Random forests are ensemble learning methods that combine multiple decision trees to improve prediction accuracy. Neural networks, inspired by the structure of the human brain, consist of interconnected nodes or “neurons” that learn to recognize complex patterns in the data.
Benefits and limitations of supervised learning
Supervised learning offers several advantages, including the ability to make accurate predictions and classify new, unseen data. The use of labeled data allows for the evaluation of model performance, making it easier to compare different algorithms or approaches. Supervised learning algorithms can also handle missing values and outliers in the data, making them more robust.
However, supervised learning also has its limitations. The quality and representativeness of the labeled data can significantly impact the performance of the model. Collecting and labeling large amounts of data can be time-consuming and costly. Additionally, supervised learning algorithms are prone to overfitting, where the model becomes too specialized on the training data and performs poorly on unseen data.
Comparing unsupervised and supervised learning
Unsupervised learning and supervised learning have distinct characteristics and use cases. Unsupervised learning is used when we want the algorithm to discover hidden patterns or structures in unlabeled data. It is particularly useful in exploratory data analysis and when manual labeling would be impractical or expensive. Supervised learning, on the other hand, is used when we have labeled data and want to train a model to make predictions or classify new, unseen data.
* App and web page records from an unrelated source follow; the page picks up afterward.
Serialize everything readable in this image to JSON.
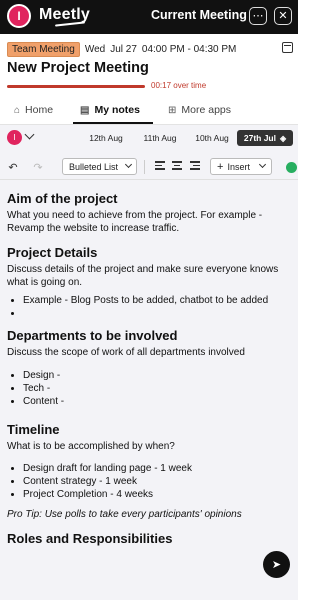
{
  "app": {
    "avatar_initial": "I",
    "brand": "Meetly",
    "header_title": "Current Meeting"
  },
  "meeting": {
    "tag": "Team Meeting",
    "day": "Wed",
    "date": "Jul 27",
    "time": "04:00 PM - 04:30 PM",
    "title": "New Project Meeting",
    "overtime_text": "00:17 over time",
    "progress_percent": 100
  },
  "tabs": [
    {
      "label": "Home",
      "icon": "home-icon"
    },
    {
      "label": "My notes",
      "icon": "notes-icon",
      "active": true
    },
    {
      "label": "More apps",
      "icon": "apps-grid-icon"
    }
  ],
  "notes_header": {
    "avatar_initial": "I",
    "dates": [
      "12th Aug",
      "11th Aug",
      "10th Aug",
      "27th Jul"
    ],
    "selected_date": "27th Jul"
  },
  "toolbar": {
    "list_style": "Bulleted List",
    "insert_label": "Insert"
  },
  "document": {
    "sections": [
      {
        "heading": "Aim of the project",
        "text": "What you need to achieve from the project. For example - Revamp the website to increase traffic.",
        "bullets": []
      },
      {
        "heading": "Project Details",
        "text": "Discuss details of the project and make sure everyone knows what is going on.",
        "bullets": [
          "Example - Blog Posts to be added, chatbot to be added",
          ""
        ]
      },
      {
        "heading": "Departments to be involved",
        "text": "Discuss the scope of work of all departments involved",
        "bullets": [
          "Design -",
          "Tech -",
          "Content -"
        ]
      },
      {
        "heading": "Timeline",
        "text": "What is to be accomplished by when?",
        "bullets": [
          "Design draft for landing page - 1 week",
          "Content strategy - 1 week",
          "Project Completion - 4 weeks"
        ]
      }
    ],
    "tip": "Pro Tip: Use polls to take every participants' opinions",
    "last_heading": "Roles and Responsibilities"
  },
  "colors": {
    "accent_red": "#c0392b",
    "tag_orange": "#f0a06a",
    "avatar_pink": "#e0245e",
    "topbar": "#111111",
    "saved_green": "#27ae60"
  }
}
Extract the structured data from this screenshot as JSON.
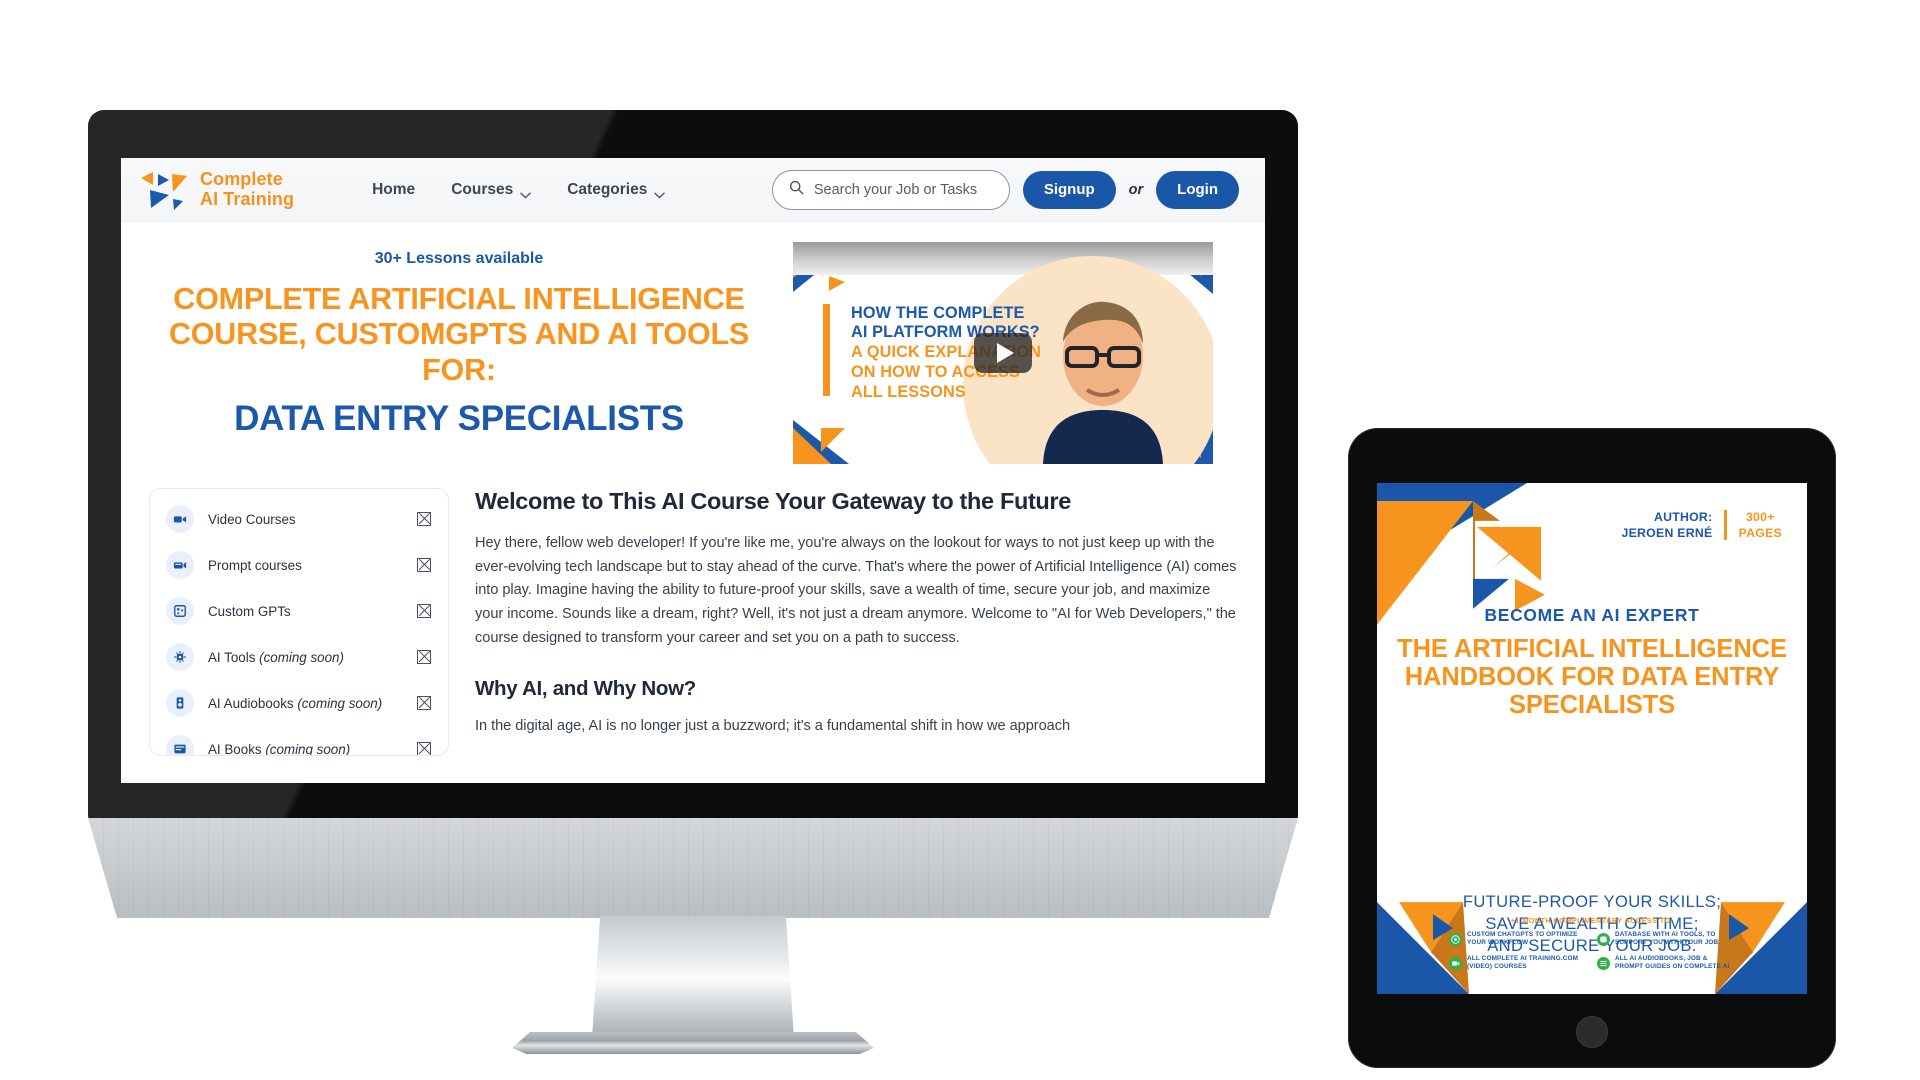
{
  "header": {
    "brand": {
      "line1": "Complete",
      "line2": "AI Training",
      "logo_icon": "triangles-logo-icon",
      "text": "Complete\nAI Training"
    },
    "nav": [
      {
        "label": "Home",
        "has_chevron": false
      },
      {
        "label": "Courses",
        "has_chevron": true
      },
      {
        "label": "Categories",
        "has_chevron": true
      }
    ],
    "search": {
      "placeholder": "Search your Job or Tasks",
      "icon": "search-icon",
      "value": ""
    },
    "signup_label": "Signup",
    "or_label": "or",
    "login_label": "Login"
  },
  "hero": {
    "lessons_badge": "30+ Lessons available",
    "headline_orange_line1": "COMPLETE ARTIFICIAL INTELLIGENCE",
    "headline_orange_line2": "COURSE, CUSTOMGPTS AND AI TOOLS FOR:",
    "headline_blue": "DATA ENTRY SPECIALISTS",
    "video": {
      "title_blue_line1": "HOW THE COMPLETE",
      "title_blue_line2": "AI PLATFORM WORKS?",
      "title_orange_line1": "A QUICK EXPLANATION",
      "title_orange_line2": "ON HOW TO ACCESS",
      "title_orange_line3": "ALL LESSONS",
      "play_icon": "play-button-icon"
    }
  },
  "courses": [
    {
      "label": "Video Courses",
      "suffix": "",
      "icon": "video-camera-icon"
    },
    {
      "label": "Prompt courses",
      "suffix": "",
      "icon": "prompt-terminal-icon"
    },
    {
      "label": "Custom GPTs",
      "suffix": "",
      "icon": "grid-dots-icon"
    },
    {
      "label": "AI Tools ",
      "suffix": "(coming soon)",
      "icon": "cpu-chip-icon"
    },
    {
      "label": "AI Audiobooks ",
      "suffix": "(coming soon)",
      "icon": "audiobook-speaker-icon"
    },
    {
      "label": "AI Books ",
      "suffix": "(coming soon)",
      "icon": "book-icon"
    }
  ],
  "article": {
    "h1": "Welcome to This AI Course Your Gateway to the Future",
    "p1": "Hey there, fellow web developer! If you're like me, you're always on the lookout for ways to not just keep up with the ever-evolving tech landscape but to stay ahead of the curve. That's where the power of Artificial Intelligence (AI) comes into play. Imagine having the ability to future-proof your skills, save a wealth of time, secure your job, and maximize your income. Sounds like a dream, right? Well, it's not just a dream anymore. Welcome to \"AI for Web Developers,\" the course designed to transform your career and set you on a path to success.",
    "h2": "Why AI, and Why Now?",
    "p2": "In the digital age, AI is no longer just a buzzword; it's a fundamental shift in how we approach"
  },
  "book_cover": {
    "author_label": "AUTHOR:",
    "author_name": "JEROEN ERNÉ",
    "pages_line1": "300+",
    "pages_line2": "PAGES",
    "kicker": "BECOME AN AI EXPERT",
    "title": "THE ARTIFICIAL INTELLIGENCE HANDBOOK FOR DATA ENTRY SPECIALISTS",
    "tagline_line1": "FUTURE-PROOF YOUR SKILLS;",
    "tagline_line2": "SAVE A WEALTH OF TIME;",
    "tagline_line3": "AND SECURE YOUR JOB.",
    "bonus_heading": "+1 MONTH COMPLIMENTARY ACCESS TO:",
    "bonus_items": [
      {
        "text": "CUSTOM CHATGPTS TO OPTIMIZE YOUR WORKFLOW",
        "icon": "chatgpt-badge-icon"
      },
      {
        "text": "DATABASE WITH AI TOOLS, TO SUPPORT YOU WITH YOUR JOB.",
        "icon": "database-badge-icon"
      },
      {
        "text": "ALL COMPLETE AI TRAINING.COM (VIDEO) COURSES",
        "icon": "video-badge-icon"
      },
      {
        "text": "ALL AI AUDIOBOOKS, JOB & PROMPT GUIDES ON COMPLETE AI",
        "icon": "audiobook-badge-icon"
      }
    ]
  },
  "colors": {
    "brand_orange": "#f7941d",
    "brand_blue": "#1c59ab",
    "button_blue": "#1b57a8",
    "bonus_green": "#2bb24a",
    "text_dark": "#20283a"
  }
}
While unsupervised learning focuses on finding patterns in data, supervised learning focuses on mapping input features to output labels. Unsupervised learning algorithms tend to be more computationally intensive and subjective in their interpretation, while supervised learning algorithms provide more objective evaluation metrics and can handle missing values and outliers.
Real-world applications of unsupervised and supervised learning
Both unsupervised learning and supervised learning have numerous real-world applications. Unsupervised learning algorithms are used in market segmentation, anomaly detection, customer profiling, and recommendation systems. By identifying groups of similar customers or detecting abnormal behavior, businesses can better understand their customers and make data-driven decisions.
Supervised learning algorithms are used in spam filtering, sentiment analysis, credit scoring, and medical diagnosis, among others. By learning from labeled data, these algorithms can automatically classify emails as spam or not, analyze the sentiment of customer reviews, assess creditworthiness, and help doctors make accurate diagnoses.
In conclusion, unsupervised learning and supervised learning are two fundamental paradigms in machine learning. Unsupervised learning allows computers to discover hidden patterns or structures in unlabeled data, while supervised learning trains models to make predictions or classify new, unseen data based on labeled examples. Both approaches have their own benefits and limitations and find applications in various domains.
Whether you are dealing with large amounts of unlabeled data or have access to labeled data for training, understanding the difference between unsupervised and supervised learning is crucial for choosing the right approach and algorithm for your specific task. By leveraging the power of machine learning, we can uncover insights, make accurate predictions, and drive innovation in a wide range of industries.